It was a surprising moment for the Bangladeshi music fans, when the famous song Phiriye Dao (ফিরিয়ে দাও – Give me back my love) had been copied in the soundtrack of the 2004 Bollywood block-buster movie, Murder.
The appalled fans immediately brought the issue before Manam Ahmed, Hamin Ahmed and other members of Miles. Apart from the language (which was, of course Hindi), the similarity of the two songs in terms of tune and composition was really shocking.
“It’s daylight robbery in Murder, screamed a cult Bangladeshi rock band – and its plea has been heard”
– The Calcutta Telegraph, 20 May 2004
Miles, one of the most popular bands of Bangladesh, composed the song Phiriye Dao (ফিরিয়ে দাও) in 1993. It was released in the album Prathasa (Hope). It was a huge hit, and subsequently made its place in the album ‘Best of Miles, Vol. 1’ released in 1997 by the Asha Audio Co. of Calcutta. This release spread the popularity of the song beyond borders, and it gained huge fame in both the parts of Bangla – Bangladesh and West Bengal, India.
The legal battle: Rock n’ Roll case
Upon consultation with the lawyers and concerned official from both the countries, Miles decided to take the issue for a legal battle. It was decided that the band would seek redress for the violation of their IP rights protected under various treaties of the Intellectual Property Law, most notably the Berne Convention, Rome Convention and the TRIPS (Trade-related aspect of IP) Agreement.

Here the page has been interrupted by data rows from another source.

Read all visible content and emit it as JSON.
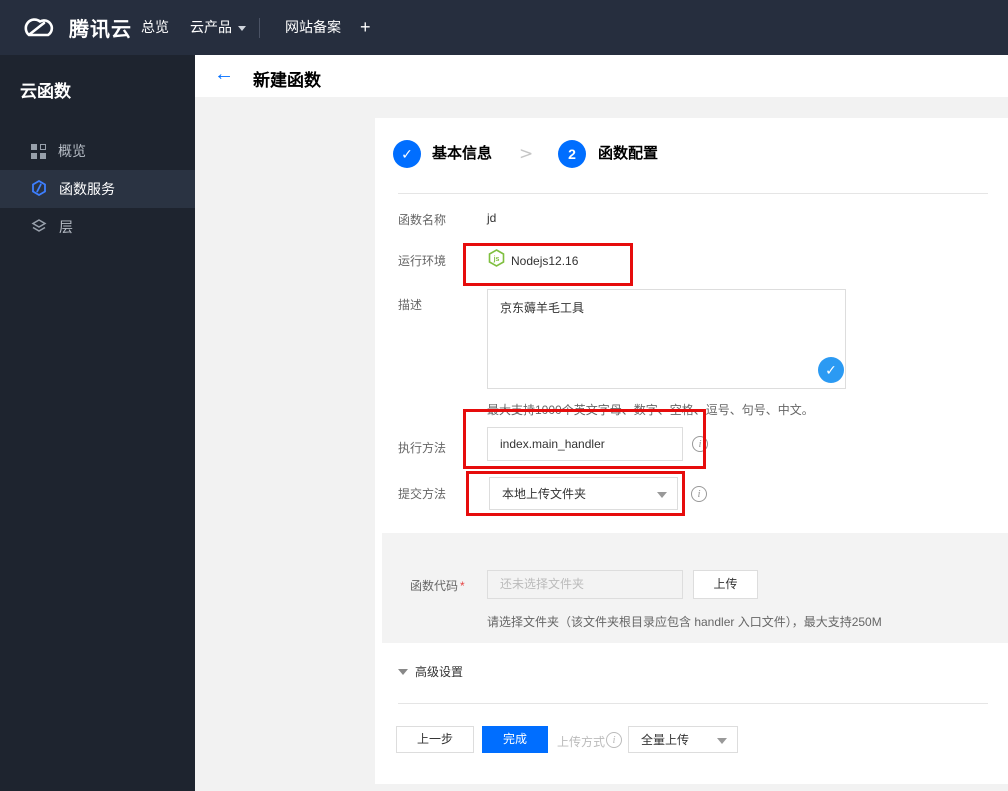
{
  "topbar": {
    "brand": "腾讯云",
    "nav": {
      "overview": "总览",
      "cloud_products": "云产品",
      "icp": "网站备案",
      "add_tab": "+"
    }
  },
  "sidebar": {
    "title": "云函数",
    "items": [
      {
        "label": "概览",
        "icon": "grid-icon",
        "active": false
      },
      {
        "label": "函数服务",
        "icon": "scf-hexagon-icon",
        "active": true
      },
      {
        "label": "层",
        "icon": "layers-icon",
        "active": false
      }
    ]
  },
  "header": {
    "title": "新建函数",
    "back_icon": "←"
  },
  "steps": {
    "step1": {
      "label": "基本信息",
      "state": "done",
      "icon": "check"
    },
    "chevron": ">",
    "step2": {
      "number": "2",
      "label": "函数配置",
      "state": "active"
    }
  },
  "form": {
    "function_name": {
      "label": "函数名称",
      "value": "jd"
    },
    "runtime": {
      "label": "运行环境",
      "value": "Nodejs12.16",
      "icon": "nodejs-icon"
    },
    "description": {
      "label": "描述",
      "value": "京东薅羊毛工具",
      "hint": "最大支持1000个英文字母、数字、空格、逗号、句号、中文。",
      "valid_icon": "check"
    },
    "handler": {
      "label": "执行方法",
      "value": "index.main_handler"
    },
    "submit_method": {
      "label": "提交方法",
      "value": "本地上传文件夹"
    },
    "function_code": {
      "label": "函数代码",
      "required_mark": "*",
      "placeholder": "还未选择文件夹",
      "upload_button": "上传",
      "hint": "请选择文件夹（该文件夹根目录应包含 handler 入口文件），最大支持250M"
    },
    "advanced": {
      "label": "高级设置"
    }
  },
  "footer": {
    "prev_button": "上一步",
    "finish_button": "完成",
    "upload_mode_label": "上传方式",
    "upload_mode_value": "全量上传"
  },
  "icons": {
    "check_glyph": "✓",
    "info_glyph": "i"
  },
  "colors": {
    "accent": "#006eff",
    "annotation_red": "#e60c0c",
    "node_green": "#7fbf3f",
    "topbar_bg": "#262e3e",
    "sidebar_bg": "#1e242f"
  }
}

On 17 May 2004, a writ petition was filed by Mr. Pratap Chatarjee, an lawyer from Calcutta in the Calcutta High Court against the producer of the movie Mahesh Bhat, the music director Anu Malik, the singer of the song, Amir Jamal, the recording firm Saregama (India) Ltd and the audio company RPG Global Music (London). The petition claimed that the defendants had collaborated on copying the song Phiriye Dao in the soundtrack Jana Jane Jana of the movie Murder. It was further claimed that the themes of the two songs were similar and their melodies, even the chords were identical. A compensation of 50 million rupees was sought from the defendants, along with total reimbursement from the movie revenue.
On hearing the petition, Justice S.K. Mukherjee, presiding Judge of Calcutta High Court, took prima facie cognizance of the matter and passed an interim order restraining the respondents from keeping the controversial number (Jana Jane Jana) on the film’s original soundtrack. The court order further barred the respondents from manufacturing, selling, distributing or marketing any music cassette or disc containing the song.

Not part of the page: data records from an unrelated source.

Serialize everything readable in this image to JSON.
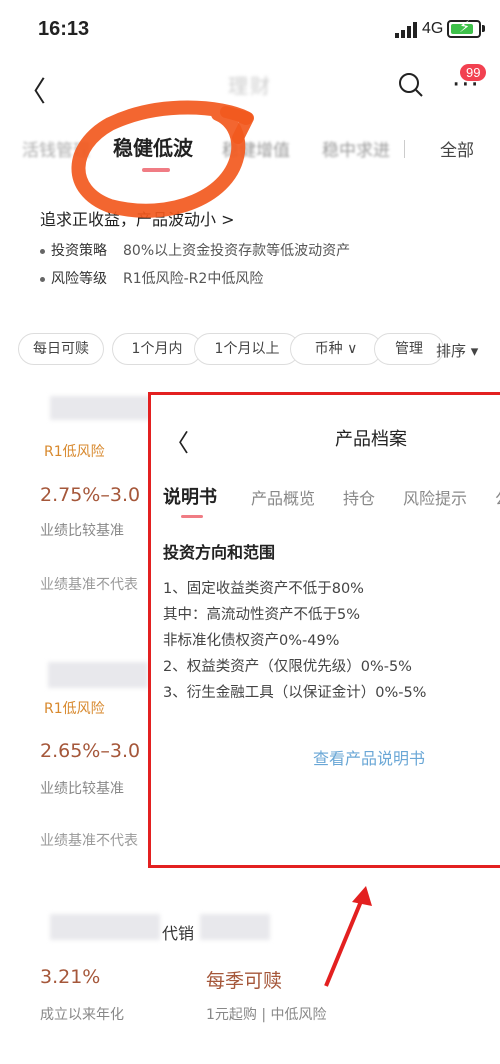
{
  "status": {
    "time": "16:13",
    "network": "4G"
  },
  "header": {
    "title": "理财",
    "badge": "99"
  },
  "tabs": [
    {
      "label": "活钱管理"
    },
    {
      "label": "稳健低波"
    },
    {
      "label": "稳健增值"
    },
    {
      "label": "稳中求进"
    },
    {
      "label": "全部"
    }
  ],
  "category": {
    "headline": "追求正收益，产品波动小 >",
    "rows": [
      {
        "key": "投资策略",
        "value": "80%以上资金投资存款等低波动资产"
      },
      {
        "key": "风险等级",
        "value": "R1低风险-R2中低风险"
      }
    ]
  },
  "filters": [
    "每日可赎",
    "1个月内",
    "1个月以上",
    "币种 ∨",
    "管理"
  ],
  "sort_label": "排序 ▾",
  "products": [
    {
      "risk": "R1低风险",
      "rate": "2.75%–3.0",
      "rate_label": "业绩比较基准",
      "disclaimer": "业绩基准不代表"
    },
    {
      "risk": "R1低风险",
      "rate": "2.65%–3.0",
      "rate_label": "业绩比较基准",
      "disclaimer": "业绩基准不代表"
    },
    {
      "name_suffix": "代销",
      "rate": "3.21%",
      "rate_label": "成立以来年化",
      "redeem": "每季可赎",
      "redeem_sub": "1元起购 | 中低风险"
    }
  ],
  "overlay": {
    "title": "产品档案",
    "tabs": [
      "说明书",
      "产品概览",
      "持仓",
      "风险提示",
      "公"
    ],
    "section_title": "投资方向和范围",
    "lines": [
      "1、固定收益类资产不低于80%",
      "其中：高流动性资产不低于5%",
      "非标准化债权资产0%-49%",
      "2、权益类资产（仅限优先级）0%-5%",
      "3、衍生金融工具（以保证金计）0%-5%"
    ],
    "link": "查看产品说明书"
  },
  "colors": {
    "accent": "#f07c84",
    "annotation": "#e32020",
    "brush": "#f2591e",
    "rate": "#a5573a",
    "risk": "#d8892e",
    "link": "#6aa7d6"
  }
}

In terms of rule-based international trade law and cross-border protection of intellectual property law, this was indeed a triumph for the music industry of Bangladesh. Although the problem (and the possibility of future exploitation) persists for some compelling reasons. A comprehensive review study was conducted on the case (famously coining the name ‘Rock n’ Roll case‘) which was later included in the selected Case Study collection of WIPO, and till that time the band had won only the first round of the legal battle, and had yet to secure a verdict on the nature and amount of monetary compensation for the damage caused to their business prospects.
Nevertheless, this ground breaking verdict served as a warning to would-be violators of IP rights especially in the realm of music and arts, at the same time it encouraged creative people all over the world by reassuring them that their creative works can be defended against piracy. Although very recently, a famous Bangladeshi singer Asif has brought similar allegation against acclaimed composer A. R. Rahman, (reported by Dhaka Tribune), which actually proved to be a hoax.
Shyikh Mahdi is a trainee lawyer and a blogger; he can be reached at firstname.lastname@example.org